• _YOUR TASK_
Look for the word "background" in the records, and copy each line where it appears.

• _Entries from a dataset of interfaces_
*****

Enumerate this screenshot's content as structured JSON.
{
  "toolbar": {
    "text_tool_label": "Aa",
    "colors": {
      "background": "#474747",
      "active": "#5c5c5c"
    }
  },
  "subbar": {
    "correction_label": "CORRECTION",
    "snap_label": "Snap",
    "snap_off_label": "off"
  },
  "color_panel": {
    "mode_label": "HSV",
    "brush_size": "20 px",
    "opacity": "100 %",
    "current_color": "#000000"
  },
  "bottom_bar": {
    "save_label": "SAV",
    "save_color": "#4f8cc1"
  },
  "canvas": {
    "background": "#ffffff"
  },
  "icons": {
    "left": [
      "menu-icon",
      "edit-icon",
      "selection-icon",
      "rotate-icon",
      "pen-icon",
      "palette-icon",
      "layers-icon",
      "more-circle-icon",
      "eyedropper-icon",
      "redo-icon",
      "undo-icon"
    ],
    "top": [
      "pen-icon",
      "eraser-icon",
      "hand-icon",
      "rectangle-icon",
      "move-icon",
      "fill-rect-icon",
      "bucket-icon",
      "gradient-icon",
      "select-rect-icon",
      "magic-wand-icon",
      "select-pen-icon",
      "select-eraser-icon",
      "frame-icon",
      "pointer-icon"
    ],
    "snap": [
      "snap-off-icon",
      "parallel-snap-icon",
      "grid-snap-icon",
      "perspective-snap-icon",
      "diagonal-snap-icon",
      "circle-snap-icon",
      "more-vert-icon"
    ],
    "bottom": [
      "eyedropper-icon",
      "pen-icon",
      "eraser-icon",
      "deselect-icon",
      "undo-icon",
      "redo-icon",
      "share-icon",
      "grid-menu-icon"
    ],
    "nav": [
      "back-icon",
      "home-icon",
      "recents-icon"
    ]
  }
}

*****

• _WORKED SOLUTION_
      "background": "#474747",
    "background": "#ffffff"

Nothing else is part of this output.